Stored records
━━━━

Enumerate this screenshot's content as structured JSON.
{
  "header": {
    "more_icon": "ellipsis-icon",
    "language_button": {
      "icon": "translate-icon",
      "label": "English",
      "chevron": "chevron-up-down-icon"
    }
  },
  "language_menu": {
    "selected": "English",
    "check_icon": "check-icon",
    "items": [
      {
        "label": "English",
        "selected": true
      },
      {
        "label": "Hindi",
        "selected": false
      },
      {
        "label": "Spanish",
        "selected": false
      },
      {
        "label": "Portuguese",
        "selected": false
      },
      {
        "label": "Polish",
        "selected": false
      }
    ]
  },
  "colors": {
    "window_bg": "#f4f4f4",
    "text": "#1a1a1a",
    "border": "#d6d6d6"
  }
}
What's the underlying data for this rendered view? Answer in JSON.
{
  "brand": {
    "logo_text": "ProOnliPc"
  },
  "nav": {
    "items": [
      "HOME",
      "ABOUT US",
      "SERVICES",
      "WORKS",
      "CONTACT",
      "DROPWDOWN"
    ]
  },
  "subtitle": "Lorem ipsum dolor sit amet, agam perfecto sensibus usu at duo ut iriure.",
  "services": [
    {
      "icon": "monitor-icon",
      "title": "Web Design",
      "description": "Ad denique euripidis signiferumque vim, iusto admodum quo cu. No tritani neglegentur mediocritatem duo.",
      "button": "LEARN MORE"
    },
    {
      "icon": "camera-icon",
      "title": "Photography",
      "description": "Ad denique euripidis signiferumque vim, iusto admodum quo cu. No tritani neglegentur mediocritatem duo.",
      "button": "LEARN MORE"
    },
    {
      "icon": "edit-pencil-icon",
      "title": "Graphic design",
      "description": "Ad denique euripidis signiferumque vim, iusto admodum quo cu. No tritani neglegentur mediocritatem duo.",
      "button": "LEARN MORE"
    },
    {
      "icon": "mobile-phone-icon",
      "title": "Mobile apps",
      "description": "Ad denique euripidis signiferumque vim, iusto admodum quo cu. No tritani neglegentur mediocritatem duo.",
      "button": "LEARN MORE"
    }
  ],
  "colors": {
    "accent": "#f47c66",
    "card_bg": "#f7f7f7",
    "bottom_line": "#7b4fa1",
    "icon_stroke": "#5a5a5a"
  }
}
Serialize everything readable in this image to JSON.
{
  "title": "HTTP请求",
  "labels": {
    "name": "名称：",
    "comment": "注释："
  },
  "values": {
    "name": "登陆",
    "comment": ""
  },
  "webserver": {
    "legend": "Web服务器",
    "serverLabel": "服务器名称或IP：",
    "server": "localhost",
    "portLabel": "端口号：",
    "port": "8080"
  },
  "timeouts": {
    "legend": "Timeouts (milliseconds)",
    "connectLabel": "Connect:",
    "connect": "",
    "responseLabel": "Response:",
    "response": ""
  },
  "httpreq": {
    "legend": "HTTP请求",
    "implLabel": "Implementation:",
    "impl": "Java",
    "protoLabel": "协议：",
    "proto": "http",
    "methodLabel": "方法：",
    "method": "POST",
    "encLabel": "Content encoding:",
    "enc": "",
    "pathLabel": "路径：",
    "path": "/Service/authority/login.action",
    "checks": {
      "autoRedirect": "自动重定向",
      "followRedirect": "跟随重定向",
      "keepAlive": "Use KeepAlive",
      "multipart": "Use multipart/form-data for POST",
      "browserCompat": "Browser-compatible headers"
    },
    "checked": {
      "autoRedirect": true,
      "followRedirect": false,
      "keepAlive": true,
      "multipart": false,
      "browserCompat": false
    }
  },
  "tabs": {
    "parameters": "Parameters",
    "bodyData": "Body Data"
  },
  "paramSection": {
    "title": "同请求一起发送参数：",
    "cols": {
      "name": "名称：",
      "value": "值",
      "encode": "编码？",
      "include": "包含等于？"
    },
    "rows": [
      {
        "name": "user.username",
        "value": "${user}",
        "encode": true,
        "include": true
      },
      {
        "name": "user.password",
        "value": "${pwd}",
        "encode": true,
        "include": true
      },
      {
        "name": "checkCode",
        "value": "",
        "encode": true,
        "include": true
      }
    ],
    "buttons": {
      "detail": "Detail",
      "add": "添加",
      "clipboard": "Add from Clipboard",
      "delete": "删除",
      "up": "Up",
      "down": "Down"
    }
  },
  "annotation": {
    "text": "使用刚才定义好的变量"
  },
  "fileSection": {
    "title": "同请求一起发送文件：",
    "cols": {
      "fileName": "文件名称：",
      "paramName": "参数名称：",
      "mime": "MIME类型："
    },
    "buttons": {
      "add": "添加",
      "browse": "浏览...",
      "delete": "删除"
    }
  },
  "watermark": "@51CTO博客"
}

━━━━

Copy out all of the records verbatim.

SOLUTION FOR THIS EXERCISE:
Enumerate this screenshot's content as structured JSON.
{
  "header": {
    "more_icon": "ellipsis-icon",
    "language_button": {
      "icon": "translate-icon",
      "label": "English",
      "chevron": "chevron-up-down-icon"
    }
  },
  "language_menu": {
    "selected": "English",
    "check_icon": "check-icon",
    "items": [
      {
        "label": "English",
        "selected": true
      },
      {
        "label": "Hindi",
        "selected": false
      },
      {
        "label": "Spanish",
        "selected": false
      },
      {
        "label": "Portuguese",
        "selected": false
      },
      {
        "label": "Polish",
        "selected": false
      }
    ]
  },
  "colors": {
    "window_bg": "#f4f4f4",
    "text": "#1a1a1a",
    "border": "#d6d6d6"
  }
}
What's the underlying data for this rendered view? Answer in JSON.
{
  "brand": {
    "logo_text": "ProOnliPc"
  },
  "nav": {
    "items": [
      "HOME",
      "ABOUT US",
      "SERVICES",
      "WORKS",
      "CONTACT",
      "DROPWDOWN"
    ]
  },
  "subtitle": "Lorem ipsum dolor sit amet, agam perfecto sensibus usu at duo ut iriure.",
  "services": [
    {
      "icon": "monitor-icon",
      "title": "Web Design",
      "description": "Ad denique euripidis signiferumque vim, iusto admodum quo cu. No tritani neglegentur mediocritatem duo.",
      "button": "LEARN MORE"
    },
    {
      "icon": "camera-icon",
      "title": "Photography",
      "description": "Ad denique euripidis signiferumque vim, iusto admodum quo cu. No tritani neglegentur mediocritatem duo.",
      "button": "LEARN MORE"
    },
    {
      "icon": "edit-pencil-icon",
      "title": "Graphic design",
      "description": "Ad denique euripidis signiferumque vim, iusto admodum quo cu. No tritani neglegentur mediocritatem duo.",
      "button": "LEARN MORE"
    },
    {
      "icon": "mobile-phone-icon",
      "title": "Mobile apps",
      "description": "Ad denique euripidis signiferumque vim, iusto admodum quo cu. No tritani neglegentur mediocritatem duo.",
      "button": "LEARN MORE"
    }
  ],
  "colors": {
    "accent": "#f47c66",
    "card_bg": "#f7f7f7",
    "bottom_line": "#7b4fa1",
    "icon_stroke": "#5a5a5a"
  }
}
Serialize everything readable in this image to JSON.
{
  "title": "HTTP请求",
  "labels": {
    "name": "名称：",
    "comment": "注释："
  },
  "values": {
    "name": "登陆",
    "comment": ""
  },
  "webserver": {
    "legend": "Web服务器",
    "serverLabel": "服务器名称或IP：",
    "server": "localhost",
    "portLabel": "端口号：",
    "port": "8080"
  },
  "timeouts": {
    "legend": "Timeouts (milliseconds)",
    "connectLabel": "Connect:",
    "connect": "",
    "responseLabel": "Response:",
    "response": ""
  },
  "httpreq": {
    "legend": "HTTP请求",
    "implLabel": "Implementation:",
    "impl": "Java",
    "protoLabel": "协议：",
    "proto": "http",
    "methodLabel": "方法：",
    "method": "POST",
    "encLabel": "Content encoding:",
    "enc": "",
    "pathLabel": "路径：",
    "path": "/Service/authority/login.action",
    "checks": {
      "autoRedirect": "自动重定向",
      "followRedirect": "跟随重定向",
      "keepAlive": "Use KeepAlive",
      "multipart": "Use multipart/form-data for POST",
      "browserCompat": "Browser-compatible headers"
    },
    "checked": {
      "autoRedirect": true,
      "followRedirect": false,
      "keepAlive": true,
      "multipart": false,
      "browserCompat": false
    }
  },
  "tabs": {
    "parameters": "Parameters",
    "bodyData": "Body Data"
  },
  "paramSection": {
    "title": "同请求一起发送参数：",
    "cols": {
      "name": "名称：",
      "value": "值",
      "encode": "编码？",
      "include": "包含等于？"
    },
    "rows": [
      {
        "name": "user.username",
        "value": "${user}",
        "encode": true,
        "include": true
      },
      {
        "name": "user.password",
        "value": "${pwd}",
        "encode": true,
        "include": true
      },
      {
        "name": "checkCode",
        "value": "",
        "encode": true,
        "include": true
      }
    ],
    "buttons": {
      "detail": "Detail",
      "add": "添加",
      "clipboard": "Add from Clipboard",
      "delete": "删除",
      "up": "Up",
      "down": "Down"
    }
  },
  "annotation": {
    "text": "使用刚才定义好的变量"
  },
  "fileSection": {
    "title": "同请求一起发送文件：",
    "cols": {
      "fileName": "文件名称：",
      "paramName": "参数名称：",
      "mime": "MIME类型："
    },
    "buttons": {
      "add": "添加",
      "browse": "浏览...",
      "delete": "删除"
    }
  },
  "watermark": "@51CTO博客"
}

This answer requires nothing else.